McLennan County commissioners voted Tuesday to temporarily relocate the county’s health services office to Ninth Street and Washington Avenue as it faces a Nov. 1 deadline to vacate the former Grand Karem Shrine building.
The county sold the 90-year-old structure at 701 Washington Ave. last year to Magnolia Market founders Chip and Joanna Gaines for $930,000. The Gaineses have not publicly announced how they will use the space, though Chip Gaines told the Tribune-Herald in an interview last year he is considering making it the company headquarters.
Magnolia spokesman John Marsicano said in an email Tuesday that the parties continue to weigh their options for the three-story building that was mostly empty except for county health services and a child support court.
Health functions soon will shift to the McLennan County Archives building at Ninth and Washington, where documents, some dating back decades, are stored. That building has its own issues, which commissioners discussed before voting to place health services there.
“We are fairly confident (the Gaineses) are ready to move forward,” Commissioner Ben Perry said after the meeting. “They need us out.”
Asked if the Gaineses shared with commissioners their vision for the space, Perry said, “They have not. That would be the million dollar question.”
The county signed a one-year lease on the Grand Karem Shrine space upon closing the sale, giving staff time to relocate services and personnel.
The possibility the Gaineses would consider extending the agreement came up at Tuesday’s meeting, with county staffers telling commissioners they have made inquiries and should know more by the middle of next month.
The Grand Karem Shrine building, built in 1928, officially was purchased by Magnolia Vacation Rentals LLC, which also paid the county $500,000 for the neighboring county garage. Negotiations on the two properties started in July of last year, County Attorney Mike Dixon said.
The county’s office shuffling also includes relocating the Texas AgriLife Extension Service office from 420 N. Sixth St. and into the former Red Cross and United Way building at 4224 Cobbs Drive, which the county bought for $300,000. Remodeling there has started. Commissioners also are considering moving the county auditor’s office to Cobbs Drive, but a decision is pending.
Meanwhile, the fate of the archives building remains a hot topic.
“As it sits right now, it has three to five years left,” Perry said.
Commissioners are weighing options that include creating additional storage space in the old Red Cross and United Way building, or in the basement of the county jail downtown, or taking steps to more efficiently use existing space in the archives building. They may include a “major purge” of documents by a commercial shredder the county would hire, Perry said.
Not all documents are subject to destruction, however.
“Some we have to keep forever, some for five to seven years,” Perry said.
Commissioners agreed Tuesday they need more information from the county’s maintenance and engineering departments before moving forward with creating temporary archival space or pursuing construction of a new climate- and humidity-controlled building specifically designed to house documents.
The building now housing the archives was built in 1916.

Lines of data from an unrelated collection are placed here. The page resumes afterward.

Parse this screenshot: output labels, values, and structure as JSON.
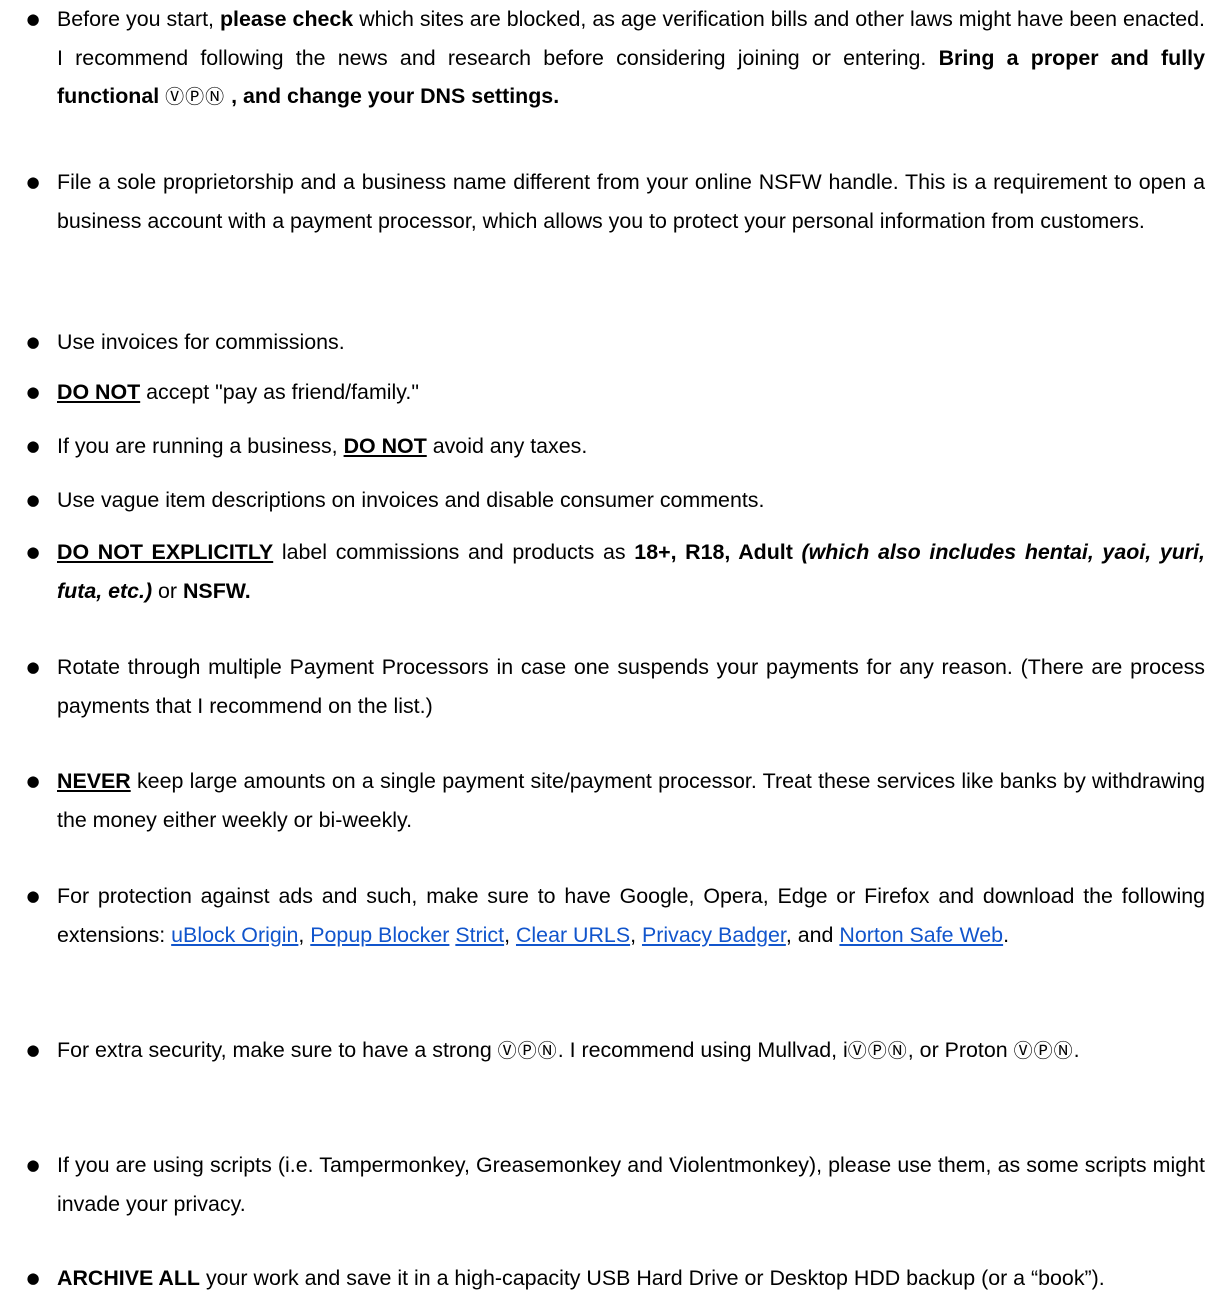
{
  "items": [
    {
      "segments": [
        {
          "t": "Before you start, "
        },
        {
          "t": "please check",
          "b": true
        },
        {
          "t": " which sites are blocked, as age verification bills and other laws might have been enacted. I recommend following the news and research before considering joining or entering. "
        },
        {
          "t": "Bring a proper and fully functional ",
          "b": true
        },
        {
          "t": "ⓋⓅⓃ",
          "vpn": true
        },
        {
          "t": " , and change your DNS settings.",
          "b": true
        }
      ]
    },
    {
      "segments": [
        {
          "t": "File a sole proprietorship and a business name different from your online NSFW handle. This is a requirement to open a business account with a payment processor, which allows you to protect your personal information from customers."
        }
      ]
    },
    {
      "segments": [
        {
          "t": "Use invoices for commissions."
        }
      ]
    },
    {
      "segments": [
        {
          "t": "DO NOT",
          "b": true,
          "u": true
        },
        {
          "t": " accept \"pay as friend/family.\""
        }
      ]
    },
    {
      "segments": [
        {
          "t": "If you are running a business, "
        },
        {
          "t": "DO NOT",
          "b": true,
          "u": true
        },
        {
          "t": " avoid any taxes."
        }
      ]
    },
    {
      "segments": [
        {
          "t": "Use vague item descriptions on invoices and disable consumer comments."
        }
      ]
    },
    {
      "segments": [
        {
          "t": "DO NOT EXPLICITLY",
          "b": true,
          "u": true
        },
        {
          "t": " label commissions and products as "
        },
        {
          "t": "18+, R18, Adult ",
          "b": true
        },
        {
          "t": "(which also includes hentai, yaoi, yuri, futa, etc.)",
          "b": true,
          "i": true
        },
        {
          "t": " or "
        },
        {
          "t": "NSFW.",
          "b": true
        }
      ]
    },
    {
      "segments": [
        {
          "t": "Rotate through multiple Payment Processors in case one suspends your payments for any reason. (There are process payments that I recommend on the list.)"
        }
      ]
    },
    {
      "segments": [
        {
          "t": "NEVER",
          "b": true,
          "u": true
        },
        {
          "t": " keep large amounts on a single payment site/payment processor. Treat these services like banks by withdrawing the money either weekly or bi-weekly."
        }
      ]
    },
    {
      "segments": [
        {
          "t": "For protection against ads and such, make sure to have Google, Opera, Edge or Firefox and download the following extensions: "
        },
        {
          "t": "uBlock Origin",
          "link": true,
          "name": "link-ublock-origin"
        },
        {
          "t": ", "
        },
        {
          "t": "Popup Blocker",
          "link": true,
          "name": "link-popup-blocker"
        },
        {
          "t": " "
        },
        {
          "t": "Strict",
          "link": true,
          "name": "link-strict"
        },
        {
          "t": ", "
        },
        {
          "t": "Clear URLS",
          "link": true,
          "name": "link-clear-urls"
        },
        {
          "t": ", "
        },
        {
          "t": "Privacy Badger",
          "link": true,
          "name": "link-privacy-badger"
        },
        {
          "t": ", and "
        },
        {
          "t": "Norton Safe Web",
          "link": true,
          "name": "link-norton-safe-web"
        },
        {
          "t": "."
        }
      ]
    },
    {
      "segments": [
        {
          "t": "For extra security, make sure to have a strong "
        },
        {
          "t": "ⓋⓅⓃ",
          "vpn": true
        },
        {
          "t": ". I recommend using Mullvad, i"
        },
        {
          "t": "ⓋⓅⓃ",
          "vpn": true
        },
        {
          "t": ", or Proton "
        },
        {
          "t": "ⓋⓅⓃ",
          "vpn": true
        },
        {
          "t": "."
        }
      ]
    },
    {
      "segments": [
        {
          "t": "If you are using scripts (i.e. Tampermonkey, Greasemonkey and Violentmonkey), please use them, as some scripts might invade your privacy."
        }
      ]
    },
    {
      "segments": [
        {
          "t": "ARCHIVE ALL",
          "b": true
        },
        {
          "t": " your work and save it in a high-capacity USB Hard Drive or Desktop HDD backup (or a “book”)."
        }
      ]
    }
  ],
  "bullet_glyph": "●",
  "link_color": "#1155cc"
}
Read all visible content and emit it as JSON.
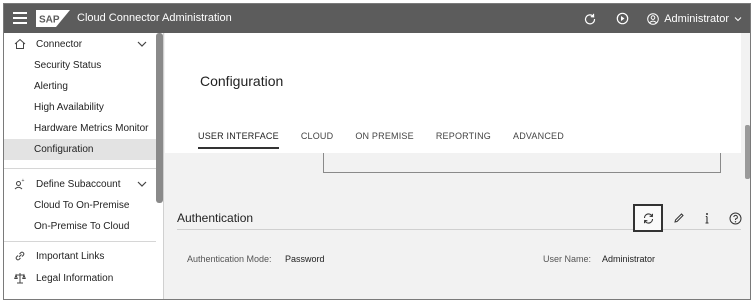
{
  "shell": {
    "logo_text": "SAP",
    "title": "Cloud Connector Administration",
    "user": "Administrator"
  },
  "sidebar": {
    "groups": [
      {
        "label": "Connector",
        "icon": "home-icon",
        "items": [
          "Security Status",
          "Alerting",
          "High Availability",
          "Hardware Metrics Monitor",
          "Configuration"
        ]
      },
      {
        "label": "Define Subaccount",
        "icon": "subaccount-icon",
        "items": [
          "Cloud To On-Premise",
          "On-Premise To Cloud"
        ]
      }
    ],
    "links": [
      {
        "label": "Important Links",
        "icon": "link-icon"
      },
      {
        "label": "Legal Information",
        "icon": "legal-icon"
      }
    ],
    "active_item": "Configuration"
  },
  "main": {
    "page_title": "Configuration",
    "tabs": [
      "USER INTERFACE",
      "CLOUD",
      "ON PREMISE",
      "REPORTING",
      "ADVANCED"
    ],
    "active_tab": "USER INTERFACE",
    "section": {
      "title": "Authentication",
      "actions": [
        "refresh-icon",
        "edit-icon",
        "info-icon",
        "help-icon"
      ],
      "auth_mode_label": "Authentication Mode:",
      "auth_mode_value": "Password",
      "user_name_label": "User Name:",
      "user_name_value": "Administrator"
    }
  },
  "colors": {
    "shell_bg": "#5c5c5c",
    "content_bg": "#f2f2f2",
    "active_nav_bg": "#e3e3e3"
  }
}
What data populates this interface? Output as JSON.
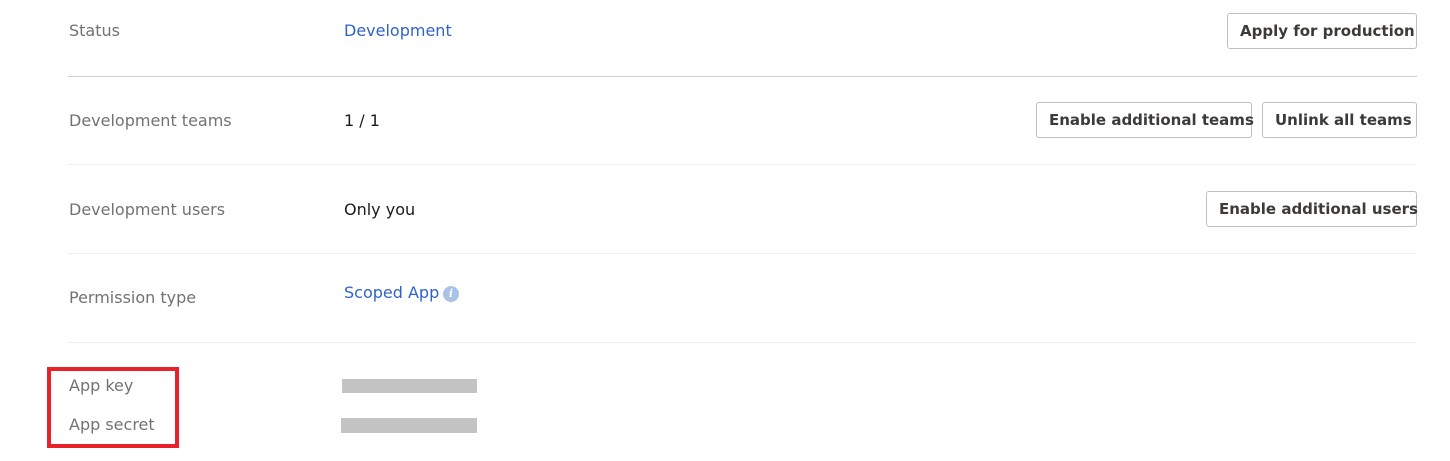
{
  "status": {
    "label": "Status",
    "value": "Development",
    "button": "Apply for production"
  },
  "dev_teams": {
    "label": "Development teams",
    "value": "1 / 1",
    "enable_button": "Enable additional teams",
    "unlink_button": "Unlink all teams"
  },
  "dev_users": {
    "label": "Development users",
    "value": "Only you",
    "button": "Enable additional users"
  },
  "permission": {
    "label": "Permission type",
    "value": "Scoped App",
    "info_icon": "info-icon",
    "info_glyph": "i"
  },
  "app_key": {
    "label": "App key"
  },
  "app_secret": {
    "label": "App secret"
  },
  "colors": {
    "link": "#2f63c8",
    "label": "#747270",
    "highlight": "#e8222a",
    "redaction": "#c4c4c4"
  }
}
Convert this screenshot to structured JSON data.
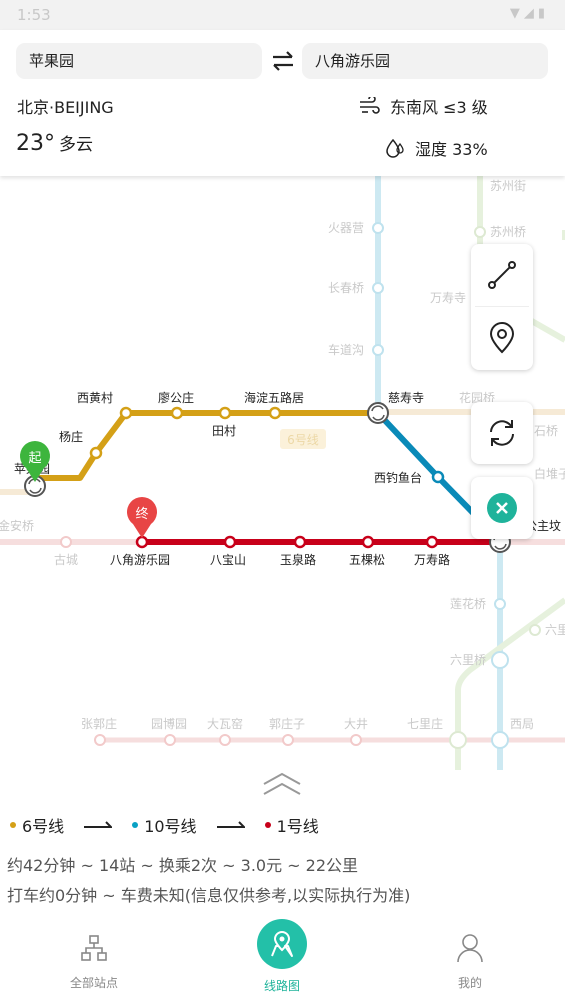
{
  "status_bar": {
    "time": "1:53"
  },
  "route": {
    "from": "苹果园",
    "to": "八角游乐园"
  },
  "weather": {
    "city": "北京·BEIJING",
    "wind": "东南风 ≤3 级",
    "temperature": "23°",
    "condition": "多云",
    "humidity": "湿度 33%"
  },
  "map": {
    "line6_label": "6号线",
    "start_marker": "起",
    "end_marker": "终",
    "route_stations": [
      "苹果园",
      "杨庄",
      "西黄村",
      "廖公庄",
      "田村",
      "海淀五路居",
      "慈寿寺",
      "西钓鱼台",
      "八角游乐园",
      "八宝山",
      "玉泉路",
      "五棵松",
      "万寿路",
      "公主坟"
    ],
    "faded_stations": [
      "火器营",
      "长春桥",
      "车道沟",
      "苏州街",
      "苏州桥",
      "万寿寺",
      "花园桥",
      "石桥",
      "白堆子",
      "金安桥",
      "古城",
      "莲花桥",
      "六里桥",
      "六里",
      "张郭庄",
      "园博园",
      "大瓦窑",
      "郭庄子",
      "大井",
      "七里庄",
      "西局"
    ]
  },
  "legend": [
    {
      "name": "6号线",
      "color": "#d4a017"
    },
    {
      "name": "10号线",
      "color": "#0aa1c4"
    },
    {
      "name": "1号线",
      "color": "#c8001a"
    }
  ],
  "summary": {
    "line1": "约42分钟 ~ 14站 ~ 换乘2次 ~ 3.0元 ~ 22公里",
    "line2": "打车约0分钟 ~ 车费未知(信息仅供参考,以实际执行为准)"
  },
  "nav": {
    "all_stations": "全部站点",
    "route_map": "线路图",
    "mine": "我的"
  }
}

“If we truly decided to keep it as our archival building, it would need a new roof and HVAC (heating, ventilation and air-conditioning) upgrades at minimum, which would cost $600,000,” Perry said. “If we completely overhaul it, make it sound and take care of all deferred maintenance, that would run $5 million. That’s a big gap. We need to drill down on that and come up with the best numbers possible.”
Commissioner Kelly Snell presented staff with results of previous stress tests performed on the archives building. One showed floors having a load capacity of 150 pounds per square foot, the other 300 pounds per square foot. Snell said the disparity needs to be addressed going forward.